Land of shimp said...

Hello, Amy. That's precisely how my husband describes his political leanings, by the way.

Thank you for the comment, I don't have much to add, but wanted to say, "Hello!" :-)

The third party candidates in our country have traditionally not done well, Jesse Ventura's term of office being the rare exception. Diversity in political views is an exceptionally important part of our process. Our current trends leave little room for compromise, and that's a big problem. We find ourselves at stalemates frequently.

One actually wise thing that I will credit Obama with having said was back after the election. It ran something like this, "We are not as divided as our politics would suggest."

However, our politics have led us to believe we are divided, essentially. I haven't found that to be the case. There are, of course, rare exceptions where I find someone's views on either side to be too extreme to see merit in, but for the most part, there is a lot to be learned from each other.

I think one of the things the internet truly helps us with is in talking about our differences. In person I think we're less likely to have discussions with people of a political nature because it isn't the done thing, having in-depth conversations in a social setting.

One of the neatest things about the internet is that we feel free to discuss topics, at length. There is a wealth of information out there, some of it very good, some of it suspect, but part of internet culture has to do with seeking it out, and discussing it.

I guess maybe because in a face-to-face setting we spend so much time dealing with niceties, you know? "How did the move go?" "How are your tennis lessons?" etc.
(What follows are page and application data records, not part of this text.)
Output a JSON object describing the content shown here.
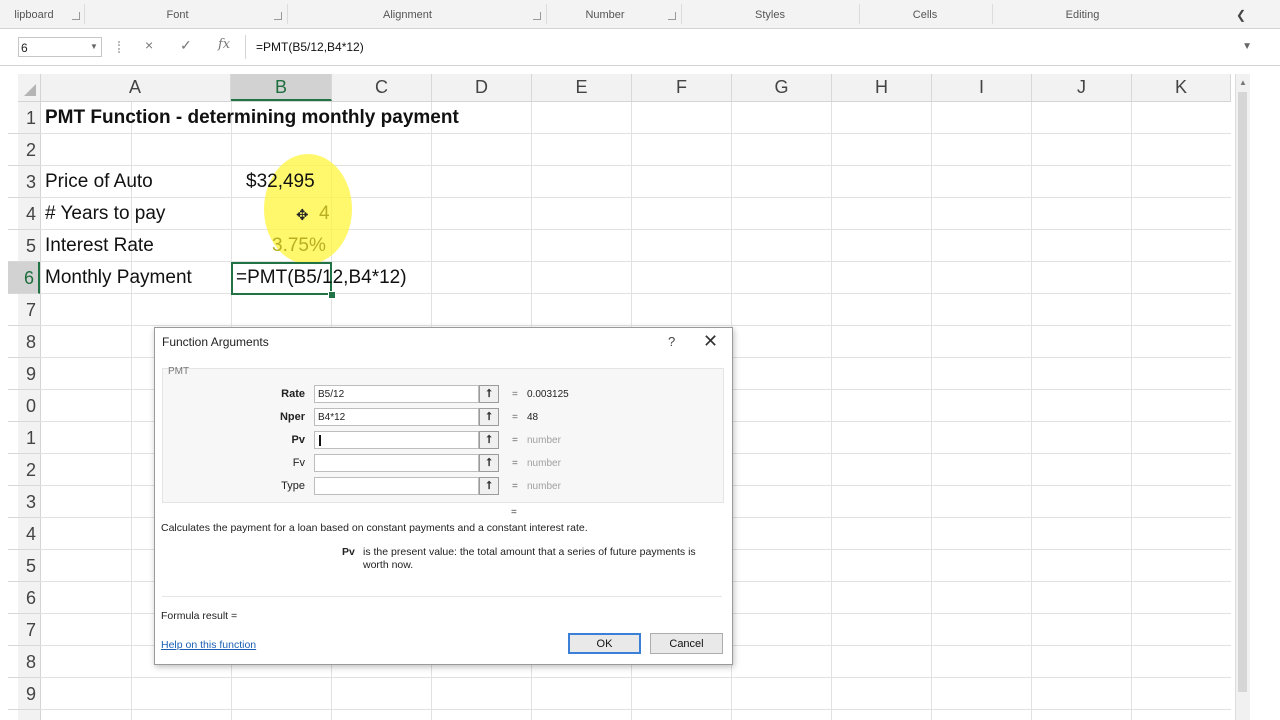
{
  "ribbon": {
    "groups": [
      "lipboard",
      "Font",
      "Alignment",
      "Number",
      "Styles",
      "Cells",
      "Editing"
    ]
  },
  "formula_bar": {
    "name_box": "6",
    "cancel_icon": "×",
    "enter_icon": "✓",
    "fx_label": "fx",
    "formula": "=PMT(B5/12,B4*12)"
  },
  "grid": {
    "columns": [
      "A",
      "B",
      "C",
      "D",
      "E",
      "F",
      "G",
      "H",
      "I",
      "J",
      "K"
    ],
    "selected_column": "B",
    "rows": [
      "1",
      "2",
      "3",
      "4",
      "5",
      "6",
      "7",
      "8",
      "9",
      "0",
      "1",
      "2",
      "3",
      "4",
      "5",
      "6",
      "7",
      "8",
      "9"
    ],
    "selected_row_index": 5,
    "cells": {
      "a1": "PMT Function - determining monthly payment",
      "a3": "Price of Auto",
      "b3": "$32,495",
      "a4": "# Years to pay",
      "b4": "4",
      "a5": "Interest Rate",
      "b5": "3.75%",
      "a6": "Monthly Payment",
      "b6": "=PMT(B5/12,B4*12)"
    }
  },
  "dialog": {
    "title": "Function Arguments",
    "help_icon": "?",
    "close_icon": "✕",
    "function_name": "PMT",
    "args": [
      {
        "label": "Rate",
        "value": "B5/12",
        "result": "0.003125",
        "required": true
      },
      {
        "label": "Nper",
        "value": "B4*12",
        "result": "48",
        "required": true
      },
      {
        "label": "Pv",
        "value": "",
        "result": "number",
        "required": true
      },
      {
        "label": "Fv",
        "value": "",
        "result": "number",
        "required": false
      },
      {
        "label": "Type",
        "value": "",
        "result": "number",
        "required": false
      }
    ],
    "equals": "=",
    "result_equals": "=",
    "description": "Calculates the payment for a loan based on constant payments and a constant interest rate.",
    "arg_help_name": "Pv",
    "arg_help_text": "is the present value: the total amount that a series of future payments is worth now.",
    "formula_result": "Formula result =",
    "help_link": "Help on this function",
    "ok_label": "OK",
    "cancel_label": "Cancel"
  }
}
There's nothing wrong with that, but it is a sort barrier of formality that discussions on blogs and elsewhere don't have.